court cases would be 64% shorter. With less delay, the direct and indirect costs
of bankruptcy would be much lower. In contrast, we find that inefficiencies from excess
liquidation and excess continuation are quite small.

Rent Extraction by Super-Priority Lenders

B. Espen Eckbo
Dartmouth College
Kai Li
University of British Columbia
Wei Wang
Queen's University
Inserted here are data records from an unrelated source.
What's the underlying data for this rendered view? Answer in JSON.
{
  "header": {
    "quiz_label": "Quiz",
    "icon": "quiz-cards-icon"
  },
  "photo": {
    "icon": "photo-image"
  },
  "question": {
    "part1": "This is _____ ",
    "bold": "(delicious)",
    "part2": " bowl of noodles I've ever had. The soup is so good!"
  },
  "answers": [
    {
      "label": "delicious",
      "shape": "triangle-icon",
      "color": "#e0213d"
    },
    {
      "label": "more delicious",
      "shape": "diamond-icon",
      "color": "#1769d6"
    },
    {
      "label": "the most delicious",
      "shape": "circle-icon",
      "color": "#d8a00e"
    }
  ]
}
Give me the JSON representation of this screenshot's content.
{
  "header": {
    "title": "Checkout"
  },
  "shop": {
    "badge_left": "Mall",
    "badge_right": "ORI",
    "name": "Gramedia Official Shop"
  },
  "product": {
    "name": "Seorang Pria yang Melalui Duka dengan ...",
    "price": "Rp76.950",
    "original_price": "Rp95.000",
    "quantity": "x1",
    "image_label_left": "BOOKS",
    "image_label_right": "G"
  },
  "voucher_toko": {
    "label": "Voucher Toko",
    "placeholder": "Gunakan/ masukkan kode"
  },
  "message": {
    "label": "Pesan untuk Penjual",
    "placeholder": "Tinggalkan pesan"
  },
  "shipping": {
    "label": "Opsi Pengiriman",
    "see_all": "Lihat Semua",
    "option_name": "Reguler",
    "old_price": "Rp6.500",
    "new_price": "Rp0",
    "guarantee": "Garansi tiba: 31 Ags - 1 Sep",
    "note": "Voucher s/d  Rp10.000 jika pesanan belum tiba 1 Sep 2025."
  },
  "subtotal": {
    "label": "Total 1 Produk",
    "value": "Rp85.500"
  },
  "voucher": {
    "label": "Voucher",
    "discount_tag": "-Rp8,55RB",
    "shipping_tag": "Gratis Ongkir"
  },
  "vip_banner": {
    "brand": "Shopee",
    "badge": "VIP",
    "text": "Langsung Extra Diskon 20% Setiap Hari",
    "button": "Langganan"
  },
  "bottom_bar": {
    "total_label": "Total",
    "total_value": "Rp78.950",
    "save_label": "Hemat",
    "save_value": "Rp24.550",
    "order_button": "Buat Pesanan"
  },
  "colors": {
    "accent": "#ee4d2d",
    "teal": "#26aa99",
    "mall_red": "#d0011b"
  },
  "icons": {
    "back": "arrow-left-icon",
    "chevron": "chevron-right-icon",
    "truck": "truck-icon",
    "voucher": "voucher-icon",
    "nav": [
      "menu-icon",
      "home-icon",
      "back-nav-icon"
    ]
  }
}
We present striking evidence of supra-competitive pricing of debtor-in-possession (DIP) loans obtained by large firms filing for Chapter 11 bankruptcy. Fully collateralized and with super-priority and strong covenants, these loans are effectively near-risk-free: Over the past three decades, all but one DIP loan were fully repaid (principal and interest). Nonetheless, the average loan spread is a whopping 600 basis points, which is 70% higher than the average spread on high-risk leveraged loans obtained by the same firms three years prior to Chapter 11 filing. Equally surprising, the rent extraction in DIP loans is no lower for new (non-prepetition) lenders - hedge funds or private equity funds in particular - which is when lender competition ought to be at its strongest. Junior claimants often contest DIP-loan terms in court - but apparently to little avail.

Going Bankrupt in China
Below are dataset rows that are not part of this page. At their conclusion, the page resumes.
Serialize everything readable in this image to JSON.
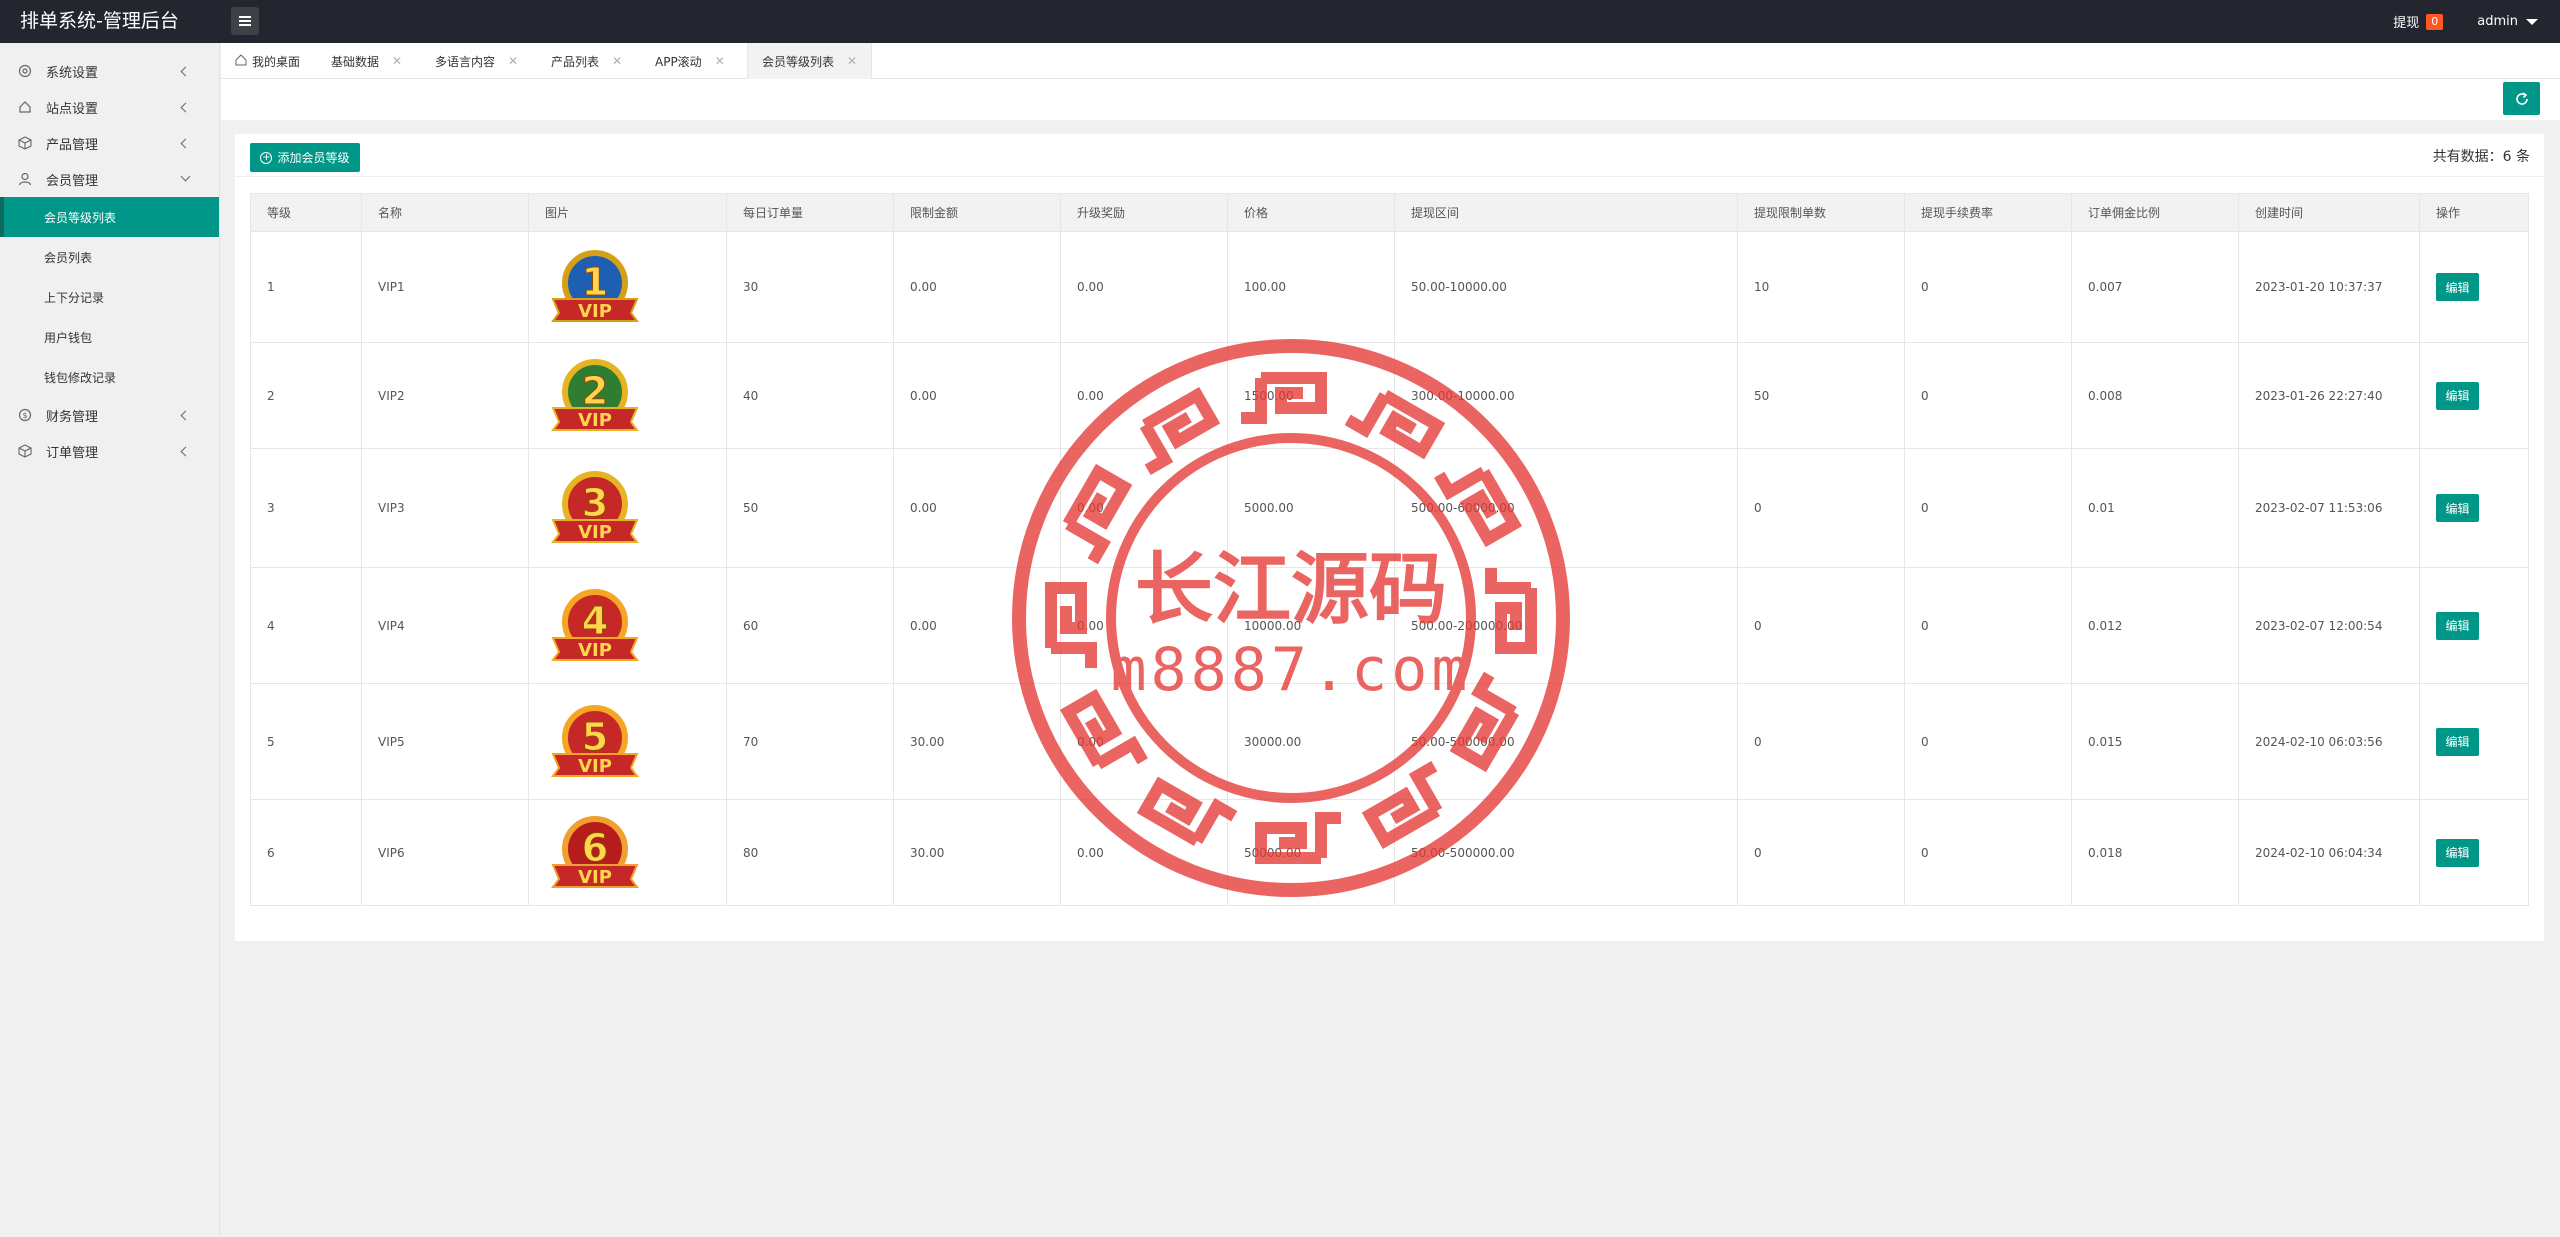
{
  "header": {
    "title": "排单系统-管理后台",
    "withdraw_label": "提现",
    "withdraw_count": "0",
    "user": "admin"
  },
  "sidebar": {
    "items": [
      {
        "label": "系统设置",
        "icon": "gear-icon"
      },
      {
        "label": "站点设置",
        "icon": "home-icon"
      },
      {
        "label": "产品管理",
        "icon": "cube-icon"
      },
      {
        "label": "会员管理",
        "icon": "user-icon"
      }
    ],
    "sub_items": [
      "会员等级列表",
      "会员列表",
      "上下分记录",
      "用户钱包",
      "钱包修改记录"
    ],
    "items_after": [
      {
        "label": "财务管理",
        "icon": "dollar-icon"
      },
      {
        "label": "订单管理",
        "icon": "cube-icon"
      }
    ]
  },
  "tabs": [
    "我的桌面",
    "基础数据",
    "多语言内容",
    "产品列表",
    "APP滚动",
    "会员等级列表"
  ],
  "main": {
    "add_button": "添加会员等级",
    "total_label": "共有数据：6 条",
    "columns": [
      "等级",
      "名称",
      "图片",
      "每日订单量",
      "限制金额",
      "升级奖励",
      "价格",
      "提现区间",
      "提现限制单数",
      "提现手续费率",
      "订单佣金比例",
      "创建时间",
      "操作"
    ],
    "edit_label": "编辑",
    "rows": [
      {
        "level": "1",
        "name": "VIP1",
        "badge": "1",
        "daily": "30",
        "limit": "0.00",
        "reward": "0.00",
        "price": "100.00",
        "range": "50.00-10000.00",
        "withdraw_times": "10",
        "fee": "0",
        "commission": "0.007",
        "created": "2023-01-20 10:37:37"
      },
      {
        "level": "2",
        "name": "VIP2",
        "badge": "2",
        "daily": "40",
        "limit": "0.00",
        "reward": "0.00",
        "price": "1500.00",
        "range": "300.00-10000.00",
        "withdraw_times": "50",
        "fee": "0",
        "commission": "0.008",
        "created": "2023-01-26 22:27:40"
      },
      {
        "level": "3",
        "name": "VIP3",
        "badge": "3",
        "daily": "50",
        "limit": "0.00",
        "reward": "0.00",
        "price": "5000.00",
        "range": "500.00-60000.00",
        "withdraw_times": "0",
        "fee": "0",
        "commission": "0.01",
        "created": "2023-02-07 11:53:06"
      },
      {
        "level": "4",
        "name": "VIP4",
        "badge": "4",
        "daily": "60",
        "limit": "0.00",
        "reward": "0.00",
        "price": "10000.00",
        "range": "500.00-200000.00",
        "withdraw_times": "0",
        "fee": "0",
        "commission": "0.012",
        "created": "2023-02-07 12:00:54"
      },
      {
        "level": "5",
        "name": "VIP5",
        "badge": "5",
        "daily": "70",
        "limit": "30.00",
        "reward": "0.00",
        "price": "30000.00",
        "range": "50.00-500000.00",
        "withdraw_times": "0",
        "fee": "0",
        "commission": "0.015",
        "created": "2024-02-10 06:03:56"
      },
      {
        "level": "6",
        "name": "VIP6",
        "badge": "6",
        "daily": "80",
        "limit": "30.00",
        "reward": "0.00",
        "price": "50000.00",
        "range": "50.00-500000.00",
        "withdraw_times": "0",
        "fee": "0",
        "commission": "0.018",
        "created": "2024-02-10 06:04:34"
      }
    ]
  },
  "watermark": {
    "text": "长江源码",
    "url": "m8887.com"
  },
  "colors": {
    "accent": "#009688",
    "topbar": "#23262e",
    "badge": "#ff5722",
    "watermark": "#e53935"
  }
}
Bo Li
Tsinghua University
Jacopo Ponticelli
Northwestern University


This paper investigates how legal reforms affect judicial outcomes and credit markets
by studying the introduction of courts specialized in bankruptcy in China. We
construct a new case-level data set on corporate bankruptcy filings and exploit the
staggered introduction of specialized courts across Chinese cities. Specialized courts
are run by bankruptcy professionals that are less likely to be under the influence
of local governments. We find that cases filed in cities that introduced specialized
courts are assigned to more experienced, better trained judges, and reach resolution
faster. Specialization increases the number of bankruptcy filings and the share of
state-owned firms filing for bankruptcy. Cities that introduced specialized courts
experienced a decrease in the share of "zombie" firms and an increase in average
product of capital of local firms. State-owned firms operating under specialized
courts experienced a decrease in the size of new bank loans, lower access to new
loans, and lower investment in physical capital. These results have important policy
implications in light of the recent increase in insolvency that followed China's debt
David C. Smith
University of Virginia
Sergei Davydenko
University of Toronto
Sandeep Dahiya
Georgetown University
Haitian Lu
Hong Kong Polytechnic University
JEL Classifications
  • G3 - Corporate Finance and Governance
  • K2 - Regulation and Business Law